In his book, Walking with God through Pain and Suffering, Timothy Keller relates a similar incident with his own father. He writes,
“At one time he said to a friend, ‘What’s the point?’ He was too sick to do the things that made his life meaningful—so why go on? At my father’s funeral, his friend related to us how he gently reminded my father of some basic themes in the Bible. If God had kept him in this world, then there were still some things for him to do for those around him. Jesus was patient under even greater suffering for us, so we can be patient under lesser suffering for him. And heaven will make amends for everything. These brief words, which were expressed in the most compassionate spirit, reconnected my father to Christian beliefs he had known for years. It restored his spirit to face his final days.”
Oh, how I wish I could have related that to my mother. If only she had been able to see what others saw in her. If only she could have seen what God was doing through her. The truth is, although she did not realize it, her life was speaking to those around her. At her memorial service many people came up to us to tell us how she enriched their lives, or how she had prayed for them. You see, her weakness was exactly what God used to speak into other people’s lives.
He even told us this is what would happen. The apostle Paul dealt with what he called a “thorn in the flesh” for many years. He begged God to take it away, but God didn’t. Instead, “He said to me, ‘My grace is sufficient for you, for my power is made perfect in weakness.’ Therefore I will boast all the more gladly about my weaknesses, so that Christ’s power may rest on me. That is why, for Christ’s sake, I delight in weaknesses…. For when I am weak, then I am strong” (2 Corinthians 12:9-10, emphasis added).
Strong in myself? No! Instead, when we reach the end of our own strength, God’s strength takes over. And His strength, worked out in my life, brings glory to Him!

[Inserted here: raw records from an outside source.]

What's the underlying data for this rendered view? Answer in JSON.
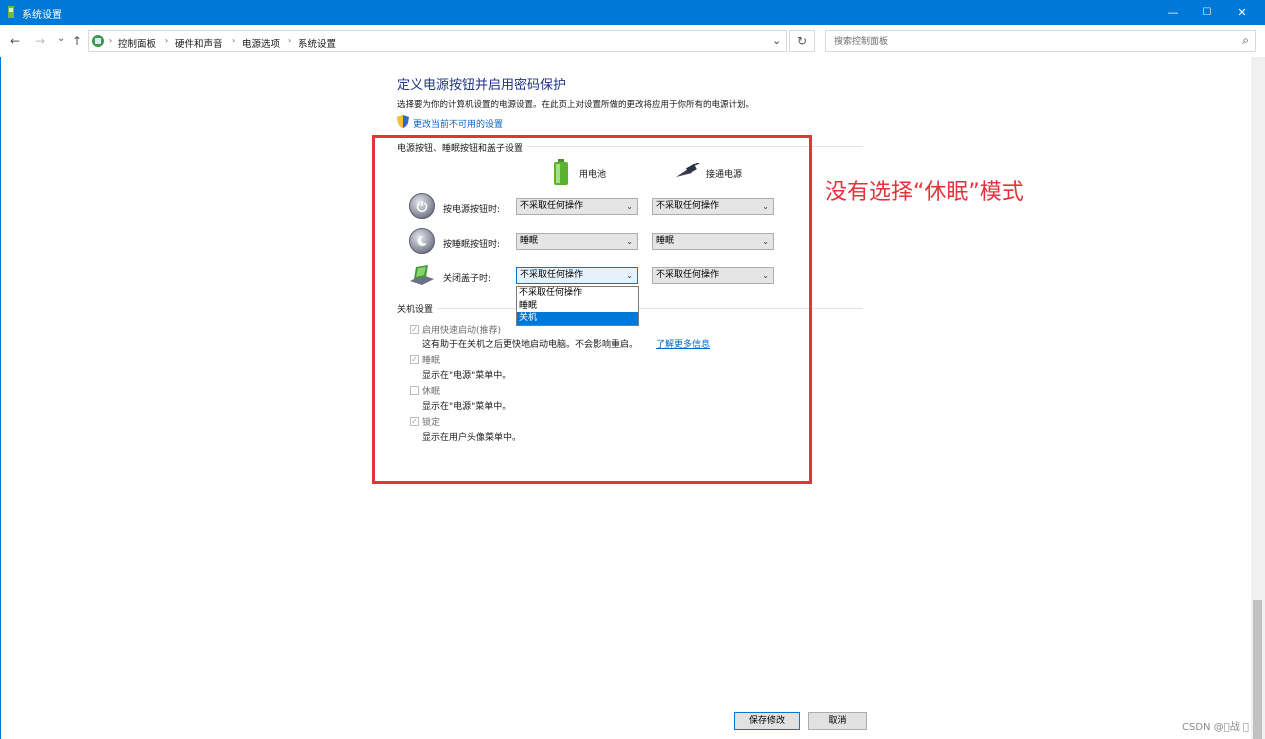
{
  "window": {
    "title": "系统设置",
    "controls": {
      "minimize": "—",
      "maximize": "☐",
      "close": "✕"
    }
  },
  "nav": {
    "back": "←",
    "forward": "→",
    "recent": "⌄",
    "up": "↑"
  },
  "breadcrumb": [
    "控制面板",
    "硬件和声音",
    "电源选项",
    "系统设置"
  ],
  "breadcrumb_sep": "›",
  "address_dropdown": "⌄",
  "refresh": "↻",
  "search": {
    "placeholder": "搜索控制面板",
    "icon": "⌕"
  },
  "page": {
    "title": "定义电源按钮并启用密码保护",
    "description": "选择要为你的计算机设置的电源设置。在此页上对设置所做的更改将应用于你所有的电源计划。",
    "change_link": "更改当前不可用的设置"
  },
  "power_section": {
    "title": "电源按钮、睡眠按钮和盖子设置",
    "col_battery": "用电池",
    "col_plugged": "接通电源",
    "rows": [
      {
        "label": "按电源按钮时:",
        "battery": "不采取任何操作",
        "plugged": "不采取任何操作"
      },
      {
        "label": "按睡眠按钮时:",
        "battery": "睡眠",
        "plugged": "睡眠"
      },
      {
        "label": "关闭盖子时:",
        "battery": "不采取任何操作",
        "plugged": "不采取任何操作"
      }
    ],
    "dropdown_options": [
      "不采取任何操作",
      "睡眠",
      "关机"
    ],
    "dropdown_highlighted": "关机"
  },
  "shutdown_section": {
    "title": "关机设置",
    "items": [
      {
        "label": "启用快速启动(推荐)",
        "desc": "这有助于在关机之后更快地启动电脑。不会影响重启。",
        "link": "了解更多信息",
        "checked": true
      },
      {
        "label": "睡眠",
        "desc": "显示在\"电源\"菜单中。",
        "checked": true
      },
      {
        "label": "休眠",
        "desc": "显示在\"电源\"菜单中。",
        "checked": false
      },
      {
        "label": "锁定",
        "desc": "显示在用户头像菜单中。",
        "checked": true
      }
    ]
  },
  "buttons": {
    "save": "保存修改",
    "cancel": "取消"
  },
  "annotation": "没有选择“休眠”模式",
  "watermark": "CSDN @\u0000战 \u0000",
  "colors": {
    "titlebar": "#0078d7",
    "annotation": "#e5323b",
    "link": "#0066cc",
    "heading": "#1e3287"
  }
}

 Timothy Keller, Walking with God through Pain and Suffering (Penguin Publishing Group. Kindle Edition), p. 13, emphasis added.